Donald Trump’s presidency has never been short of controversy and antagonism particularly in the field of trade. His tweets have displayed particular ire at so-called terrible trade deals.
The growth of global trade has been one of the successes of the global economy in recent decades. Between 1980 and 2011 trade between developing countries more than tripled. Today the sum of exports and imports across nations is higher than 50% of global production.
It is then quite disappointing that the President of the United States the world’s largest economy should embark on a series of provocative moves to withdraw or disassemble trade agreements that had generally served the world well. How much the Administration disrupts global trade through re-negotiation may have far-reaching consequences for individual sectors and countries, and global growth
The TPP was an expansion of the trans-pacific strategic economic partnership agreement signed by Brunei, Chile, New Zealand, and Singapore in 2005. Other countries joined over time, including the United States. However, in 2017 the US withdrew from the agreements leaving the original four countries plus Canada, Japan, Malaysia, Mexico, Peru and Vietnam to sign an agreement in January 2018.
Trump’s disruption to TPP
The US has withdrawn from the Transpacific Partnership (TPP), a deal which would have governed the trade rules and practices of 12 countries and 40% of global GDP. Ironically commentators often saw it as a back-door route for the US to limit the influence of China over Asian trade.
Consequences of Donald Trump’s disruption – China takes the lead
The APEC meeting decided to press ahead with TPP. It now covers 11 members accounting for 15% of global GDP.
Separately, China has pressed ahead with a 16-country trade deal called Regional Comprehensive Partnership (RCEP). Discussions have been ongoing since 2012 and included mostly countries from Asia and Oceania. RCEP Includes countries that account for 3.5 billion people and 24% of the global economy. Six of those countries Japan, Australia, New Zealand, Brunei, Malaysia, Singapore and Vietnam are also part of TPP.

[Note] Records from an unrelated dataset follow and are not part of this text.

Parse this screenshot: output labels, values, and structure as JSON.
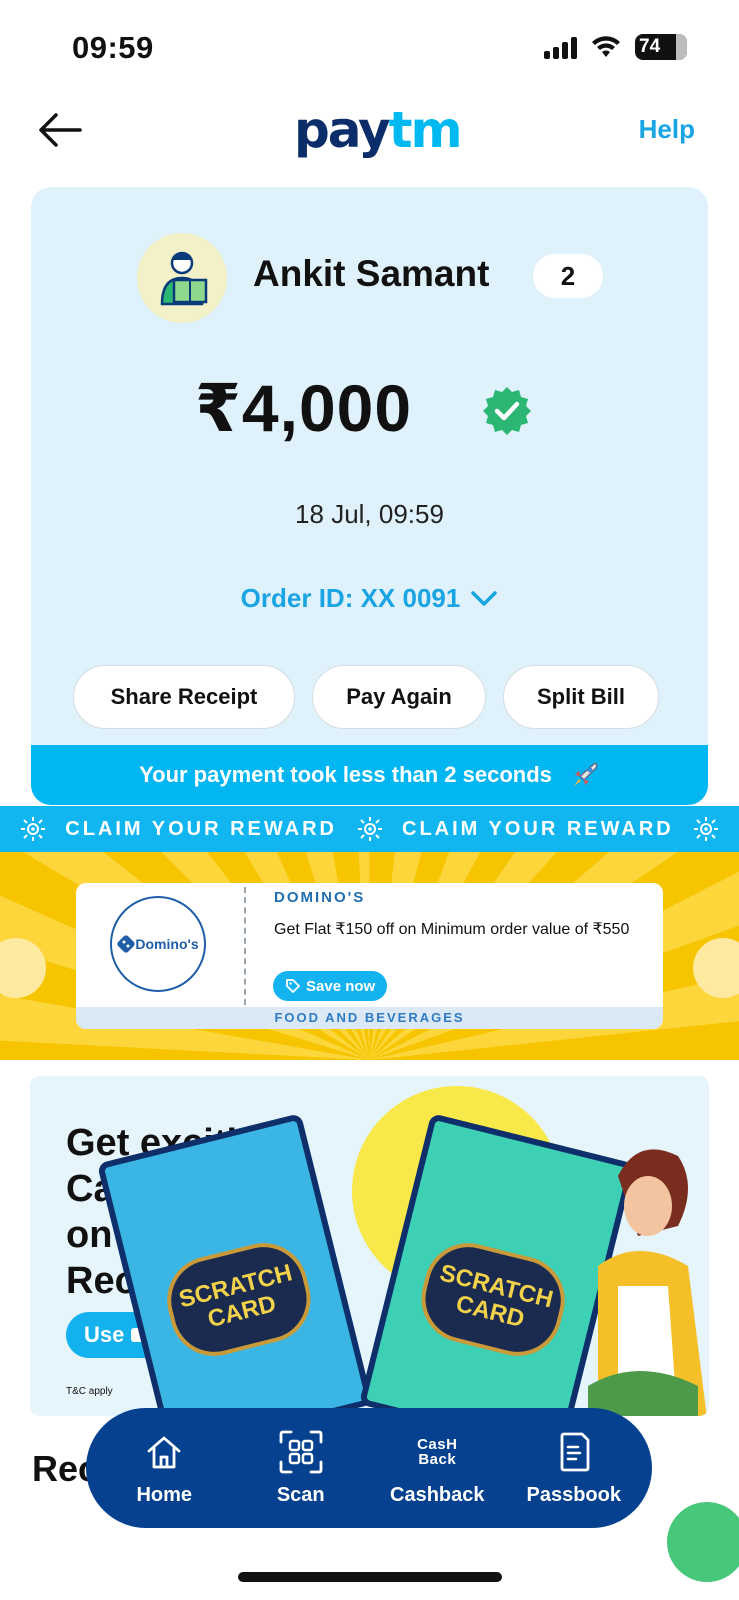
{
  "status_bar": {
    "time": "09:59",
    "battery": "74"
  },
  "header": {
    "logo_pay": "pay",
    "logo_tm": "tm",
    "help_label": "Help"
  },
  "receipt": {
    "payee_name": "Ankit Samant",
    "payment_count": "2",
    "amount": "₹4,000",
    "datetime": "18 Jul, 09:59",
    "order_id": "Order ID: XX 0091",
    "actions": [
      "Share Receipt",
      "Pay Again",
      "Split Bill"
    ],
    "speed_message": "Your payment took less than 2 seconds"
  },
  "reward": {
    "strip_text": "CLAIM YOUR REWARD",
    "coupon": {
      "logo_text": "Domino's",
      "brand": "DOMINO'S",
      "offer": "Get Flat ₹150 off on Minimum order value of ₹550",
      "cta": "Save now",
      "category": "FOOD AND BEVERAGES"
    }
  },
  "promo": {
    "title_lines": [
      "Get excitin",
      "Cash",
      "on",
      "Rec"
    ],
    "cta": "Use",
    "terms": "T&C apply",
    "card_label_1": "SCRATCH",
    "card_label_2": "CARD"
  },
  "recent_heading": "Rec",
  "bottom_nav": {
    "items": [
      {
        "label": "Home",
        "icon": "home-icon"
      },
      {
        "label": "Scan",
        "icon": "scan-icon"
      },
      {
        "label": "Cashback",
        "icon": "cashback-icon",
        "glyph_top": "CasH",
        "glyph_bottom": "Back"
      },
      {
        "label": "Passbook",
        "icon": "passbook-icon"
      }
    ]
  },
  "colors": {
    "brand_dark": "#0b2e6b",
    "brand_light": "#00b9f1",
    "nav_bg": "#05418f",
    "card_bg": "#dff2fb",
    "verified": "#2bb673"
  }
}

RCEP is complimentary to China’s “One Belt One Road” (OBOR) strategy. OBOR provides the network of physical infrastructure while RCEP will generate the trade agreements that should allow for products to flow freely through that infrastructure.

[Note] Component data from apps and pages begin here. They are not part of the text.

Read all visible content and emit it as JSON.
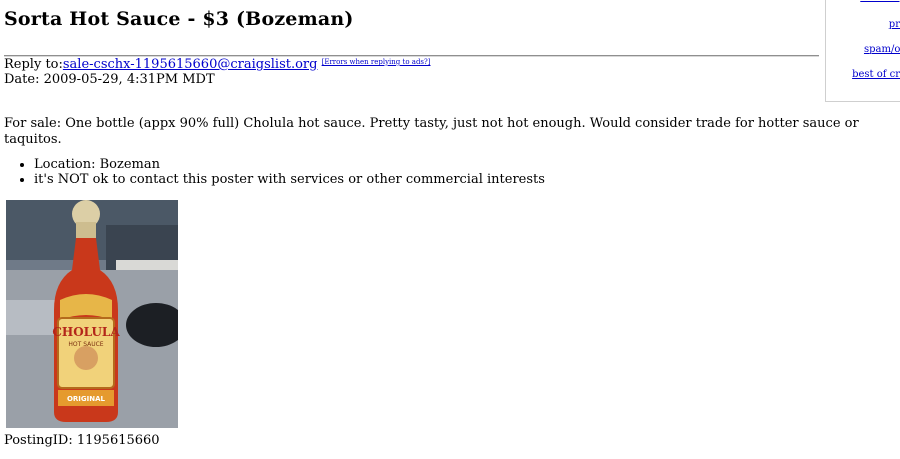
{
  "post": {
    "title": "Sorta Hot Sauce - $3 (Bozeman)",
    "reply_prefix": "Reply to:",
    "reply_email": "sale-cschx-1195615660@craigslist.org",
    "errors_link": "[Errors when replying to ads?]",
    "date_line": "Date: 2009-05-29, 4:31PM MDT",
    "body": "For sale: One bottle (appx 90% full) Cholula hot sauce. Pretty tasty, just not hot enough. Would consider trade for hotter sauce or taquitos.",
    "location": "Location: Bozeman",
    "contact_notice": "it's NOT ok to contact this poster with services or other commercial interests",
    "posting_id": "PostingID: 1195615660",
    "photo": {
      "brand_text": "CHOLULA",
      "sub_text": "HOT SAUCE",
      "band_text": "ORIGINAL"
    }
  },
  "sidebar": {
    "links": [
      "miscateg",
      "pro",
      "spam/ov",
      "best of cra"
    ]
  },
  "colors": {
    "link": "#0000cc",
    "divider": "#8f8f8f"
  }
}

The agreement aimed to eliminate trade barriers between the U.S. Canada and Mexico. The parties implemented the agreement on January 1, 1994. While Donald Trump’s bellicose comments have disrupted the agreement, there was already a widespread feeling that the trade policy needed updating. NAFTA renegotiations have reached their sixth and penultimate round.
Trump’s disruption to NAFTA

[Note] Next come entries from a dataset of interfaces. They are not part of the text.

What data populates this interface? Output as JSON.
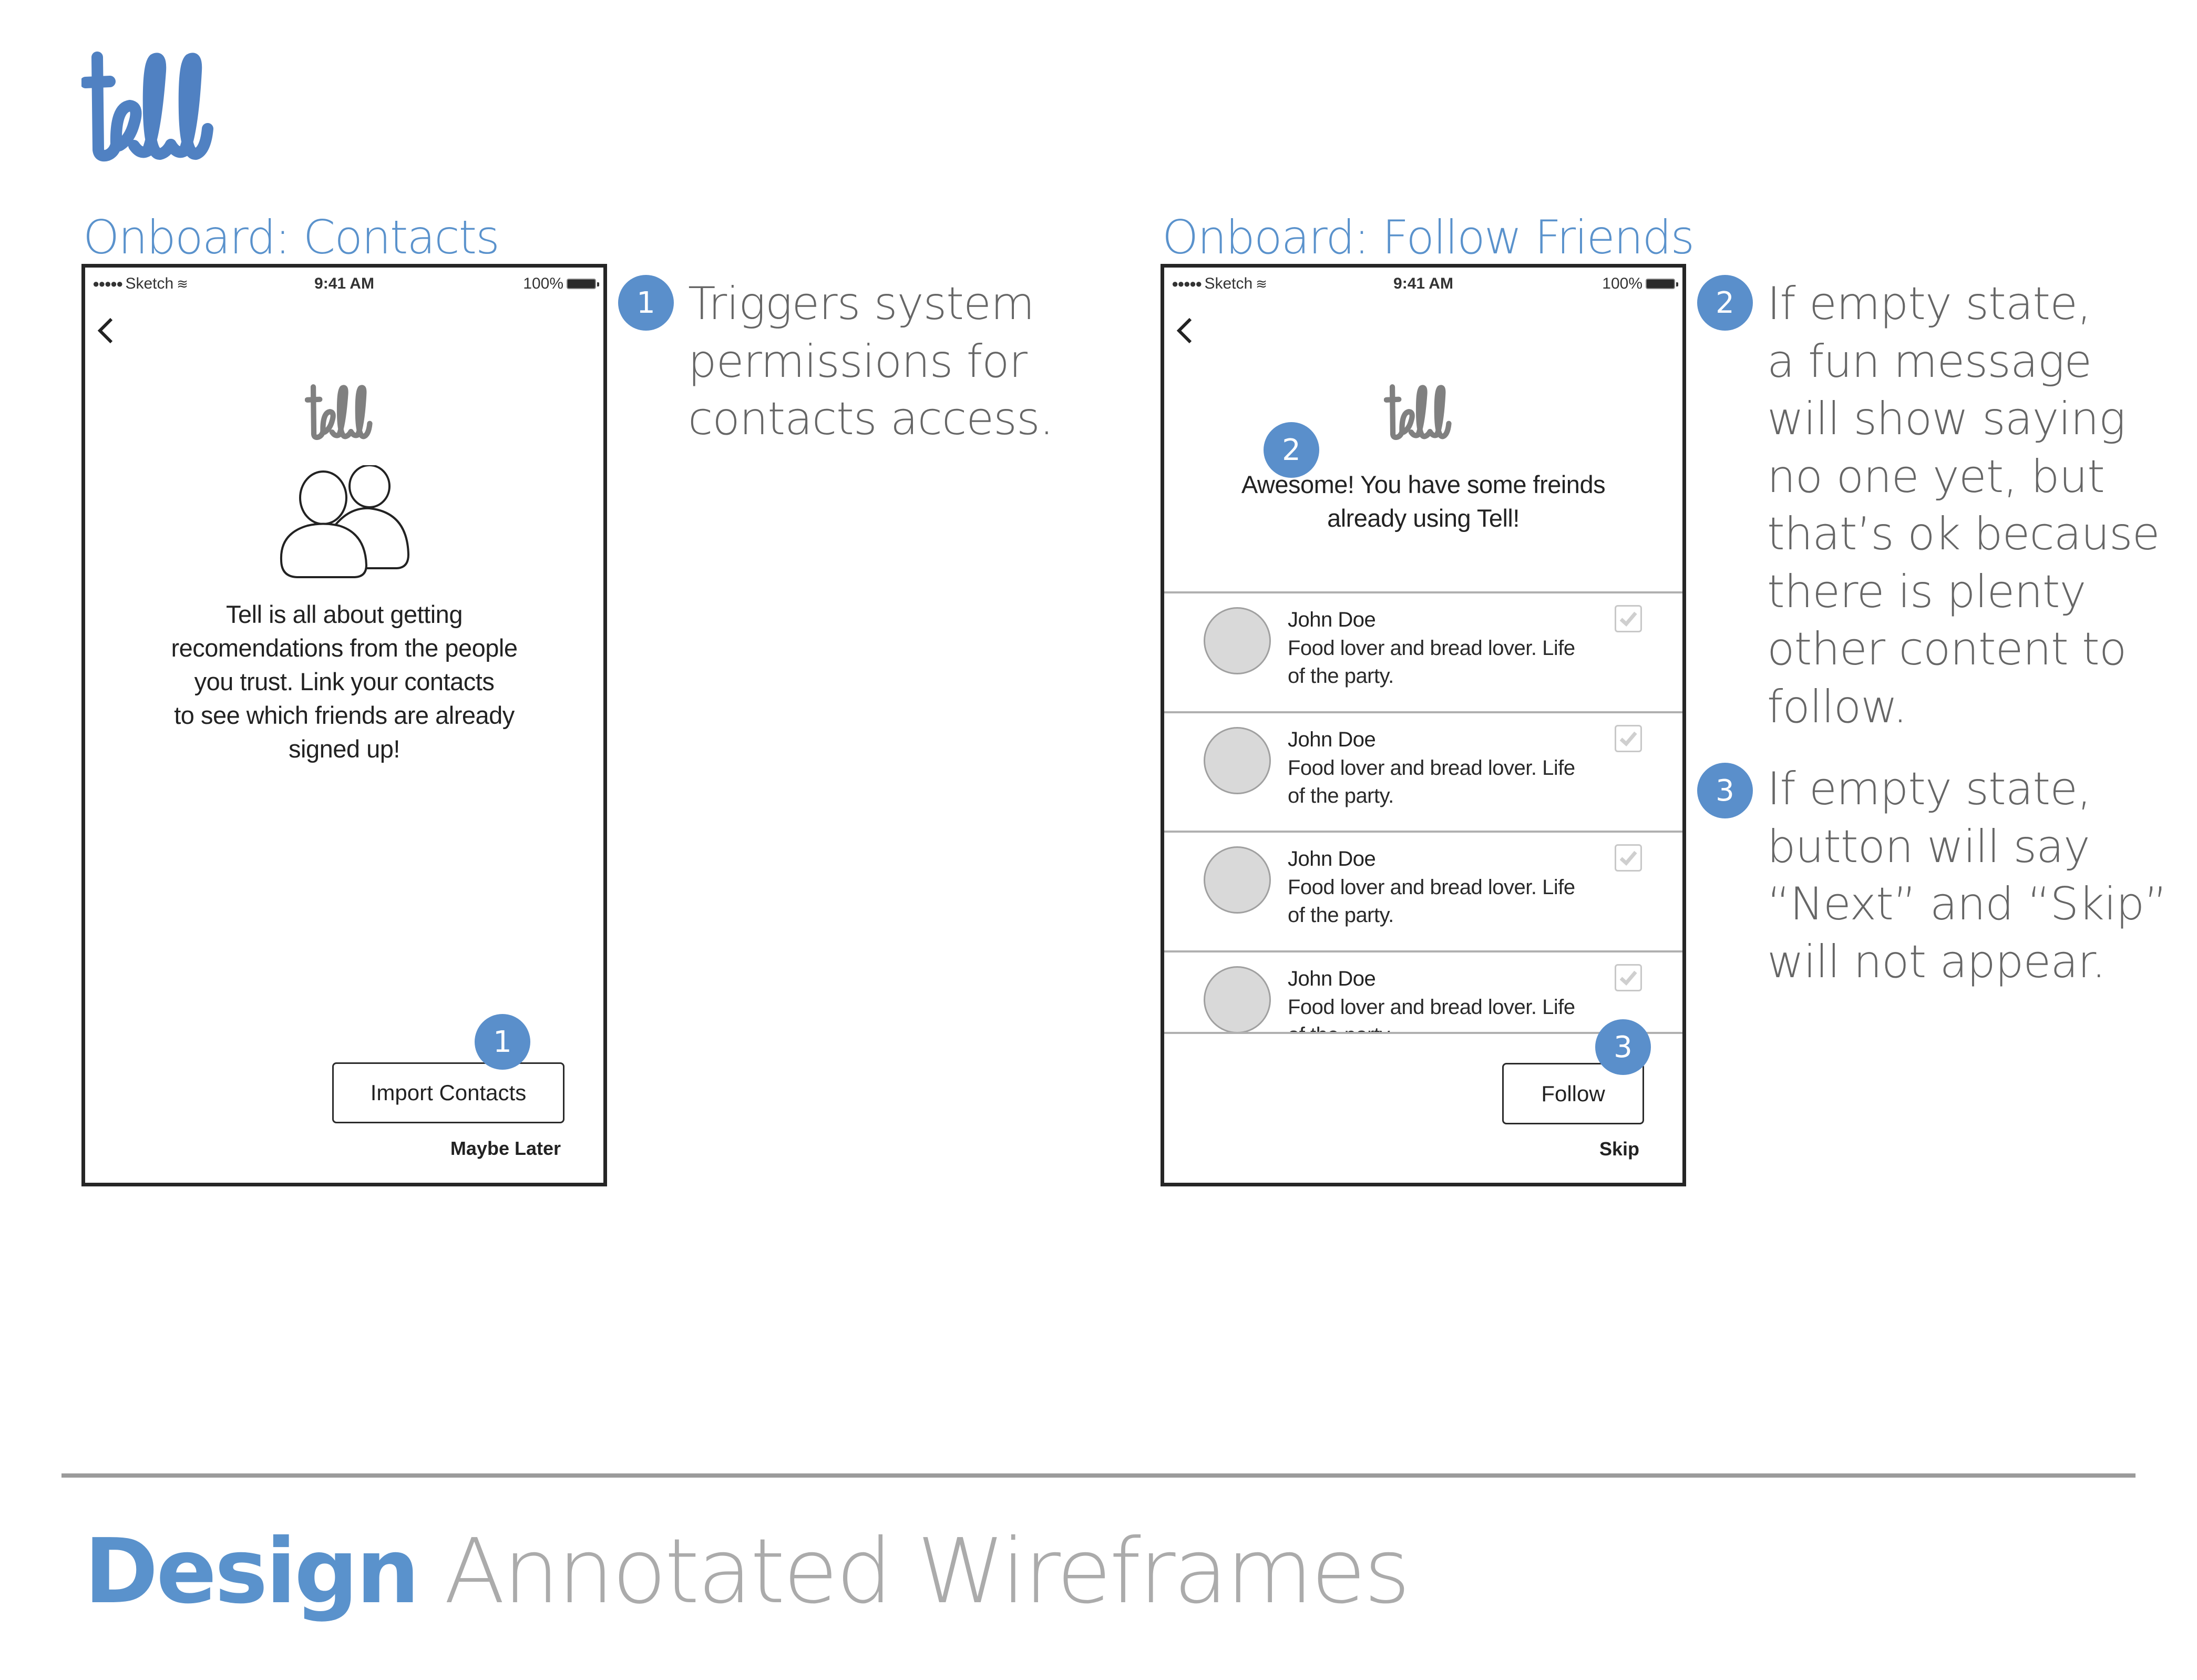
{
  "brand": {
    "logo_text": "tell",
    "brand_color": "#5a92cc",
    "badge_color": "#5a8fcb",
    "note_color": "#666666"
  },
  "status_bar": {
    "carrier": "Sketch",
    "time": "9:41 AM",
    "battery": "100%"
  },
  "screens": [
    {
      "title": "Onboard: Contacts",
      "logo_text": "tell",
      "body_lines": [
        "Tell is all about getting",
        "recomendations from the people",
        "you trust. Link your contacts",
        "to see which friends are already",
        "signed up!"
      ],
      "primary_button": "Import Contacts",
      "secondary_link": "Maybe Later",
      "badge": "1"
    },
    {
      "title": "Onboard: Follow Friends",
      "logo_text": "tell",
      "headline_lines": [
        "Awesome! You have some freinds",
        "already using Tell!"
      ],
      "headline_badge": "2",
      "friends": [
        {
          "name": "John Doe",
          "bio_lines": [
            "Food lover and bread lover. Life",
            "of the party."
          ],
          "checked": true
        },
        {
          "name": "John Doe",
          "bio_lines": [
            "Food lover and bread lover. Life",
            "of the party."
          ],
          "checked": true
        },
        {
          "name": "John Doe",
          "bio_lines": [
            "Food lover and bread lover. Life",
            "of the party."
          ],
          "checked": true
        },
        {
          "name": "John Doe",
          "bio_lines": [
            "Food lover and bread lover. Life",
            "of the party."
          ],
          "checked": true
        }
      ],
      "primary_button": "Follow",
      "button_badge": "3",
      "secondary_link": "Skip"
    }
  ],
  "annotations": [
    {
      "number": "1",
      "lines": [
        "Triggers system",
        "permissions for",
        "contacts access."
      ]
    },
    {
      "number": "2",
      "lines": [
        "If empty state,",
        "a fun message",
        "will show saying",
        "no one yet, but",
        "that’s ok because",
        "there is plenty",
        "other content to",
        "follow."
      ]
    },
    {
      "number": "3",
      "lines": [
        "If empty state,",
        "button will say",
        "“Next” and “Skip”",
        "will not appear."
      ]
    }
  ],
  "footer": {
    "strong": "Design",
    "light": "Annotated Wireframes"
  }
}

“worst trade deal ever made” – Donald J. Trump August 2017
- The Trump administration wants to lower the trade deficit between the United States and Mexico.
- Trump wants products that are traded duty-free between the three countries to be produced with a greater US content.
- The Trump administration has proposed a 20-35% border tariff with Mexico
- The administration wants an end to the dispute resolution panel
- They wish to see a five-year sunset clause that would necessitate renegotiation of the agreement every five years.
- Trump has asked for the end of the maquiladora program. The program allows US companies to set up manufacturing in Mexico to assemble and finish products that are then re-exported back to the US. The maquiladoras program is thought to be responsible for 65% of Mexican exports and employ 30% of Mexico’s workforce.
- It is possible that President Trump could unilaterally pull the US out of the agreement without congressional approval.
Consequences of Donald Trump’s disruption– still hope that sense will prevail
In Canada, the uncertainty about the future direction of NAFTA has led to business worry. However, commentators believe that were NAFTA to collapse; there would be six months grace during which Canada could negotiate most favourable nation status with the US. MFN would lead to an average 3.5% tariff on goods and services from Canada to the US something unlikely to materially change Canada’s competitiveness.
In January 2018, there were noises that Donald Trump would unilaterally pull out of NAFTA. However, with the stock market recently wobbling, he may now be more circumspect at pulling out given that many believe it could lead to further downside risk in financial markets. The US is mindful that Mexican politics could get in the way of the negotiations if the talks drag on until summer. The Mexican election is on 1st July 2018 and the Presidential election in December.
Should the worse happen, trade experts expect that Mexico would turn to agreements with other South American countries to increase trade. However, the immediate impact on the Mexican economy could be devastating with higher inflation and significant job losses.
A recent Reuters poll found that only 4 out of 45 economists thought the deal would be terminated.
More recently the Trump administration has imposed some unilateral focussed tariffs on Chinese solar panels and South Korean washing machines.
As a final thought, note that the starting point for Donald Trump’s aggression on trade is his supposition that the high trade deficit the US continues to run is because the rest of the world is unfairly exporting goods and services to the US. But as Steve Hank points out, in a very pointed article in Forbes, that the trade deficit is domestically generated not by those supposed unscrupulous companies people in other countries. The US has for decades run a domestic surplus where domestic spending outstrips domestic incomes. If the country wants to spend beyond its means and fund it with borrowings from abroad it might have the courtesy of buying their goods and services!
Some useful links
This article was attributed and provided by PG International